● THE TASK:
Reproduce the records below exactly, but leave their pictures out of the copy.

Dataset items:
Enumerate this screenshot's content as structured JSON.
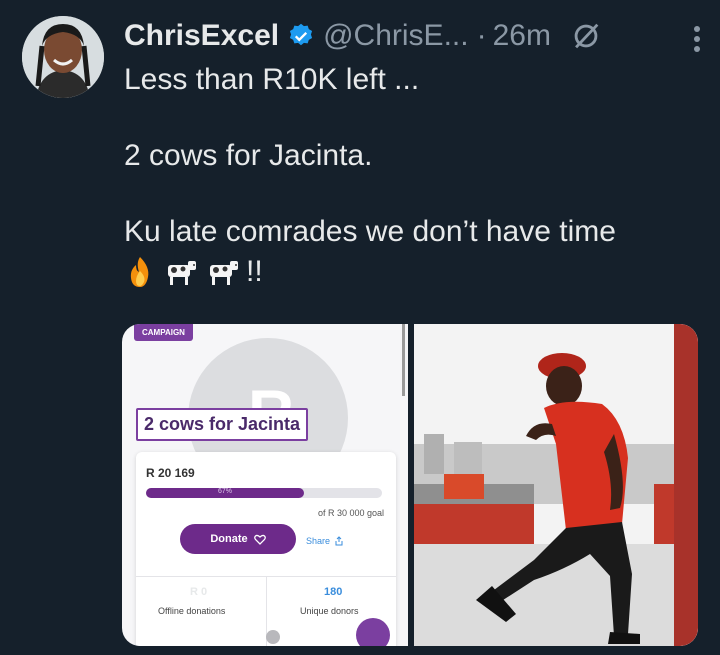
{
  "tweet": {
    "display_name": "ChrisExcel",
    "handle": "@ChrisE...",
    "separator": "·",
    "time": "26m",
    "lines": [
      "Less than R10K left ...",
      "2 cows for Jacinta.",
      "Ku late comrades we don’t have time"
    ],
    "emoji_suffix": "!!",
    "icons": [
      "verified-badge-icon",
      "grok-icon",
      "more-icon",
      "fire-emoji",
      "cow-emoji",
      "cow-emoji"
    ]
  },
  "campaign_screenshot": {
    "tag": "CAMPAIGN",
    "placeholder_letter": "R",
    "title": "2 cows for Jacinta",
    "raised": "R 20 169",
    "progress_percent": 67,
    "progress_label": "67%",
    "goal": "of R 30 000 goal",
    "donate_label": "Donate",
    "share_label": "Share",
    "offline_value": "R 0",
    "offline_label": "Offline donations",
    "unique_value": "180",
    "unique_label": "Unique donors"
  },
  "colors": {
    "background": "#15202b",
    "text": "#e7e9ea",
    "muted": "#8b98a5",
    "verified_blue": "#1d9bf0",
    "purple": "#6d2a8a"
  }
}
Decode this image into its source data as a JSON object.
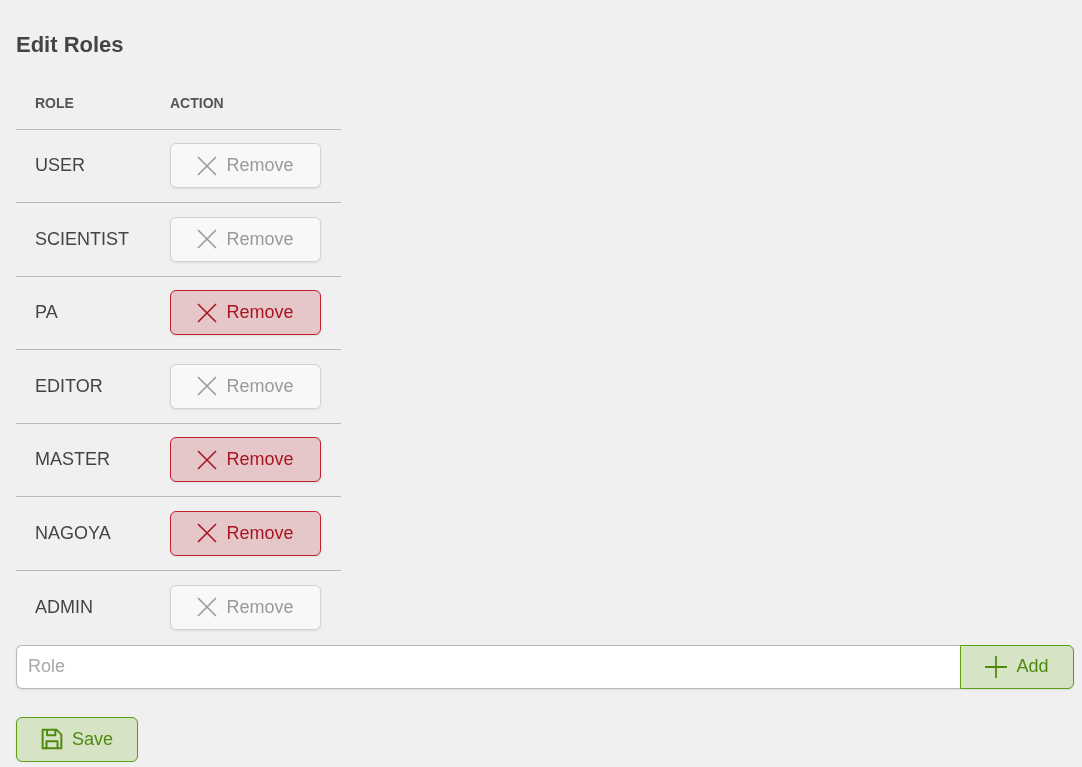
{
  "title": "Edit Roles",
  "table": {
    "columns": [
      "ROLE",
      "ACTION"
    ],
    "rows": [
      {
        "role": "USER",
        "remove": {
          "label": "Remove",
          "active": false
        }
      },
      {
        "role": "SCIENTIST",
        "remove": {
          "label": "Remove",
          "active": false
        }
      },
      {
        "role": "PA",
        "remove": {
          "label": "Remove",
          "active": true
        }
      },
      {
        "role": "EDITOR",
        "remove": {
          "label": "Remove",
          "active": false
        }
      },
      {
        "role": "MASTER",
        "remove": {
          "label": "Remove",
          "active": true
        }
      },
      {
        "role": "NAGOYA",
        "remove": {
          "label": "Remove",
          "active": true
        }
      },
      {
        "role": "ADMIN",
        "remove": {
          "label": "Remove",
          "active": false
        }
      }
    ]
  },
  "new_role": {
    "placeholder": "Role",
    "add_button": "Add"
  },
  "save_button": "Save"
}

● RESPONSE:
Enumerate this screenshot's content as structured JSON.
{
  "tweet": {
    "display_name": "ChrisExcel",
    "handle": "@ChrisE...",
    "separator": "·",
    "time": "26m",
    "lines": [
      "Less than R10K left ...",
      "2 cows for Jacinta.",
      "Ku late comrades we don’t have time"
    ],
    "emoji_suffix": "!!",
    "icons": [
      "verified-badge-icon",
      "grok-icon",
      "more-icon",
      "fire-emoji",
      "cow-emoji",
      "cow-emoji"
    ]
  },
  "campaign_screenshot": {
    "tag": "CAMPAIGN",
    "placeholder_letter": "R",
    "title": "2 cows for Jacinta",
    "raised": "R 20 169",
    "progress_percent": 67,
    "progress_label": "67%",
    "goal": "of R 30 000 goal",
    "donate_label": "Donate",
    "share_label": "Share",
    "offline_value": "R 0",
    "offline_label": "Offline donations",
    "unique_value": "180",
    "unique_label": "Unique donors"
  },
  "colors": {
    "background": "#15202b",
    "text": "#e7e9ea",
    "muted": "#8b98a5",
    "verified_blue": "#1d9bf0",
    "purple": "#6d2a8a"
  }
}
Decode this image into its source data as a JSON object.
{
  "title": "Edit Roles",
  "table": {
    "columns": [
      "ROLE",
      "ACTION"
    ],
    "rows": [
      {
        "role": "USER",
        "remove": {
          "label": "Remove",
          "active": false
        }
      },
      {
        "role": "SCIENTIST",
        "remove": {
          "label": "Remove",
          "active": false
        }
      },
      {
        "role": "PA",
        "remove": {
          "label": "Remove",
          "active": true
        }
      },
      {
        "role": "EDITOR",
        "remove": {
          "label": "Remove",
          "active": false
        }
      },
      {
        "role": "MASTER",
        "remove": {
          "label": "Remove",
          "active": true
        }
      },
      {
        "role": "NAGOYA",
        "remove": {
          "label": "Remove",
          "active": true
        }
      },
      {
        "role": "ADMIN",
        "remove": {
          "label": "Remove",
          "active": false
        }
      }
    ]
  },
  "new_role": {
    "placeholder": "Role",
    "add_button": "Add"
  },
  "save_button": "Save"
}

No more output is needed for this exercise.